Microsoft Eyes Unused TV Channels To Deliver Rural Broadband
The broadcast spectrum that allowed people in isolated rural areas to watch television long before cable and satellite services could also provide underserved parts of the U.S. with access to broadband Internet service, according to Microsoft.
Yesterday, the company announced a plan to bring broadband connectivity to millions of rural residents through unused spectrum, so-called "white space," in the 600 MHz UHF television bands. Microsoft, which has already used such technology to connect people to the Internet in other parts of the world, said it's the most promising strategy for low-density communities where other broadband systems would be too expensive.
Nearly 34 million people in the U.S. lack access to advanced telecommunications capabilities, meaning broadband download speeds of 25 Mbps, according to the Federal Communication Commission's 2016 Broadband Progress Report. Of these, an estimated 23.4 million live in rural areas.
Goal: 'Eliminate Rural Gap' in 5 Years
"In urban America, we've thankfully become accustomed to ongoing capital investments to expand broadband capacity in areas that already have broadband coverage," Microsoft president and chief legal officer Brad Smith wrote in a blog post yesterday. "But the time has come to extend this coverage to the rural areas that lack it entirely."
Through its Rural Airband Initiative, Microsoft will partner with telecommunications companies to bring broadband Internet connectivity to 2 million people in remote parts of the U.S. by 2022, Smith said. Over the coming year, the effort will aim to have "at least 12 projects up and running in 12 states," he said. In the long term, Microsoft's goal is to help "eliminate the rural broadband gap within the next five years by July 4, 2022," he said.
Microsoft will also work to provide training to residents in those areas to help people develop the skills they need to "improve education, health care and agriculture, as well as transform their businesses," Smith added. Finally, the company plans to promote further broadband investment by others through a new program that will provide royalty-free access to "at least 39 patents and sample source code related to technology we've developed to better enable broadband connectivity through TV white spaces spectrum in rural areas," he said.
U.S. Speeds in 10th Place Globally
When it comes to the broadband connection speeds available to most residents, the U.S. lags behind many other countries.
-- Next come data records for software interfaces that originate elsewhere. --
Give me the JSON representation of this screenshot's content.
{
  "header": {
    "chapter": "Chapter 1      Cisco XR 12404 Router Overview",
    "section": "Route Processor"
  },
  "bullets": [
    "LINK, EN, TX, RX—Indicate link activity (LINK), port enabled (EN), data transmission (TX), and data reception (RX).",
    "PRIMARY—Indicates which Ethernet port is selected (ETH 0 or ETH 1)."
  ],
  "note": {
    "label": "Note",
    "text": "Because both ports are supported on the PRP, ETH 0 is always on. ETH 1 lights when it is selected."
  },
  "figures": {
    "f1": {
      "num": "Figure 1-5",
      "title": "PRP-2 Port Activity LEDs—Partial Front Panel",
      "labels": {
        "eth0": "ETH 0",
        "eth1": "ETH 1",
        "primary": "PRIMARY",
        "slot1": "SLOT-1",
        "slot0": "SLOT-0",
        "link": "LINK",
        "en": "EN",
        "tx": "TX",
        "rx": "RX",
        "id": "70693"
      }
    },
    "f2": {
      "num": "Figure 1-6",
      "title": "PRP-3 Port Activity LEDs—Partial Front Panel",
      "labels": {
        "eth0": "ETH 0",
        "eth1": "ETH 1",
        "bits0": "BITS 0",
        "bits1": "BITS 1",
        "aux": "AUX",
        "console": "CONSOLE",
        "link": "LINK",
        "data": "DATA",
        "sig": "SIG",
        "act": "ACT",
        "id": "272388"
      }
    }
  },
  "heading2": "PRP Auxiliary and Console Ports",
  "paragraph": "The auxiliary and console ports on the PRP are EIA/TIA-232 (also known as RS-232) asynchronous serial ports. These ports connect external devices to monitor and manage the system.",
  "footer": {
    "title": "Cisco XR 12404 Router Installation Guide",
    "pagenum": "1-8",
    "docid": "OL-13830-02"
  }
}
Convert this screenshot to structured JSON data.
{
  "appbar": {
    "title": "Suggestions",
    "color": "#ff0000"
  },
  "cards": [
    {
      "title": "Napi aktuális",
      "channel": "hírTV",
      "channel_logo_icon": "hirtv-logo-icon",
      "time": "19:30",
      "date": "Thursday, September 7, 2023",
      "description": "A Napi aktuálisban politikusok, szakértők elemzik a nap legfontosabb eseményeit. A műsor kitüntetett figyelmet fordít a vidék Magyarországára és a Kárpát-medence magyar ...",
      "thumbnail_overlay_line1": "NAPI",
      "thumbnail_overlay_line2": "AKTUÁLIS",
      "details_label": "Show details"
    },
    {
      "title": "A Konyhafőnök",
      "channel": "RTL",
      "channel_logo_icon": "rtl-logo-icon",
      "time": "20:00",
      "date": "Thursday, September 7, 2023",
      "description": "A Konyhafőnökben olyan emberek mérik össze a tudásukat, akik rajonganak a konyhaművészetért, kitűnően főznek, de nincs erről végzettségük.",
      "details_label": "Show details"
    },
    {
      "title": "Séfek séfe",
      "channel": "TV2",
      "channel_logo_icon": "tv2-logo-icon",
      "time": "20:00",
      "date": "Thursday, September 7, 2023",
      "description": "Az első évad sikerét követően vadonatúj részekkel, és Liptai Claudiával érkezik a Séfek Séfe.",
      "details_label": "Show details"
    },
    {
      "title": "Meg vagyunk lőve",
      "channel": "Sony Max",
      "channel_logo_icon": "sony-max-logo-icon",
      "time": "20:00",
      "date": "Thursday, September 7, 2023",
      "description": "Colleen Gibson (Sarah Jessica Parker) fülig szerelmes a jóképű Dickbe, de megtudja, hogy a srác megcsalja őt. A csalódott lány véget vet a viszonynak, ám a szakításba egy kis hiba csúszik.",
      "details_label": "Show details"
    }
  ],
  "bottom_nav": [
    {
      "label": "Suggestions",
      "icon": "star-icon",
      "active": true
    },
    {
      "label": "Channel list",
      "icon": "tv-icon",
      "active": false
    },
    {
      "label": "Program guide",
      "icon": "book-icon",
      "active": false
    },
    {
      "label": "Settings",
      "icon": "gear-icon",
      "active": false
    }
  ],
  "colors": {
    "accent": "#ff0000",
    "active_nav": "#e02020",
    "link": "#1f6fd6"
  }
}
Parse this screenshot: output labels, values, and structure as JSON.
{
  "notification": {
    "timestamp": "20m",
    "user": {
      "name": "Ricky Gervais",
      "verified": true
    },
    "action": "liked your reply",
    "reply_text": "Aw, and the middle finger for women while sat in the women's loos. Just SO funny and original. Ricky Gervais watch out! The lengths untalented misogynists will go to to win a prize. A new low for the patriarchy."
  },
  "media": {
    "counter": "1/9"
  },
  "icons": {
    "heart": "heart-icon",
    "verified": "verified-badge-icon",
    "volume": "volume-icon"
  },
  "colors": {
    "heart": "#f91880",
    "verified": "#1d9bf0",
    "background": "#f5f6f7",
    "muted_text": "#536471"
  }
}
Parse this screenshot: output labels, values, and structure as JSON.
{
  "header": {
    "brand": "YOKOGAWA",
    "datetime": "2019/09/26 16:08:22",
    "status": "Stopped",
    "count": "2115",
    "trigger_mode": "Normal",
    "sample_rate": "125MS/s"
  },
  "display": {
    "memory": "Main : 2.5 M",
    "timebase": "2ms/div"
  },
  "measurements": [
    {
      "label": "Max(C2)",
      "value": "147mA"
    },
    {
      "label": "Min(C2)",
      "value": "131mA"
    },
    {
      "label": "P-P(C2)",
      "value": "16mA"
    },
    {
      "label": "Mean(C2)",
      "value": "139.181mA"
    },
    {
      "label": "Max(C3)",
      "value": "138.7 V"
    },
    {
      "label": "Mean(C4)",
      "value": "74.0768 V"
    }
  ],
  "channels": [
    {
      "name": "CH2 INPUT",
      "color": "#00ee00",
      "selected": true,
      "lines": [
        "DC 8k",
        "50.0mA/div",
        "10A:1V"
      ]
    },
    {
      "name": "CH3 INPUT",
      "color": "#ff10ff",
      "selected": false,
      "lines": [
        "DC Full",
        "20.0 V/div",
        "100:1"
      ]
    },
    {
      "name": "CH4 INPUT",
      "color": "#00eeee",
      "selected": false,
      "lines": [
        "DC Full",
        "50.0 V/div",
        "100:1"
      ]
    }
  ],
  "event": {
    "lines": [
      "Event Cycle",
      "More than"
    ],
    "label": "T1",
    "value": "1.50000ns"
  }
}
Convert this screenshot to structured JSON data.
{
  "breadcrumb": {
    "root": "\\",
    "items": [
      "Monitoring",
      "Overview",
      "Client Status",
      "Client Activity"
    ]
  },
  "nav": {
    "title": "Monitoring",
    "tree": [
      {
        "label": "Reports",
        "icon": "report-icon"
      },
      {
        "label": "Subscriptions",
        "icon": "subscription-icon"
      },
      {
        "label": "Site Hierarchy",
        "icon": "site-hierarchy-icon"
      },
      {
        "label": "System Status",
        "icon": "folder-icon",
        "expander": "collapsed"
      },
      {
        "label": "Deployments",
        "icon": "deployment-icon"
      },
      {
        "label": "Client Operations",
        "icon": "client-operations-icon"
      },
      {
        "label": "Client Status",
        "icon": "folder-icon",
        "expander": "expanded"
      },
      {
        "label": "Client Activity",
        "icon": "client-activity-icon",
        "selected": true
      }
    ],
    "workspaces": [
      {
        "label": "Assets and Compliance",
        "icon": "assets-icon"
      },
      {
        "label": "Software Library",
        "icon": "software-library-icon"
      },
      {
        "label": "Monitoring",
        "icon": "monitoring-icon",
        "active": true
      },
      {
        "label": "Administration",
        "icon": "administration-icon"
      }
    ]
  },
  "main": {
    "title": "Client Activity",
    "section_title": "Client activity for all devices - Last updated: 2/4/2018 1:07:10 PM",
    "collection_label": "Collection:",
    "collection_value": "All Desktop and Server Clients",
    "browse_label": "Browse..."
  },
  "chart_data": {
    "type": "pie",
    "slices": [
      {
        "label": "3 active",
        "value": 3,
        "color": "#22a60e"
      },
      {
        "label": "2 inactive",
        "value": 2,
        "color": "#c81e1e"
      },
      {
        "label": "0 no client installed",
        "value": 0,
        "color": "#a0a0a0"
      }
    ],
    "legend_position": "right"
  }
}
The U.S. is currently in 10th place with an average connection speed of 18.7 Mbps, compared to the 28.6 Mbps average of connectivity leader South Korea, according to the Q1 2017 State of the Internet report from content delivery network provider Akamai Technologies.
The FCC paved the way for using TV white space spectrum for broadband services with rule changes it adopted in 2010. The technology for using that portion of the spectrum has now advanced to "a critical threshold" where the market can, with the right strategies, accelerate its use, Smith said. Microsoft has already used such technology to deploy 20 TV white space projects that serve 185,000 users in 17 countries, he noted.
Smith said the best way to bring broadband connectivity to those who lack it will involve a combination of technologies, with TV white space for areas with population densities of two to 200 people per square mile, satellite services for areas with fewer than two people per square mile, and fixed wireless or limited fiber for communities with more than 200 people per square mile.
"By relying on this mixture of technologies, the total capital and initial operating cost to eliminate the rural broadband gap falls into a range of $8 to $12 billion," Smith said. "This is roughly 80 percent less than the cost of using fiber cables alone, and it's over 50 percent cheaper than the cost of current fixed wireless technology like 4G."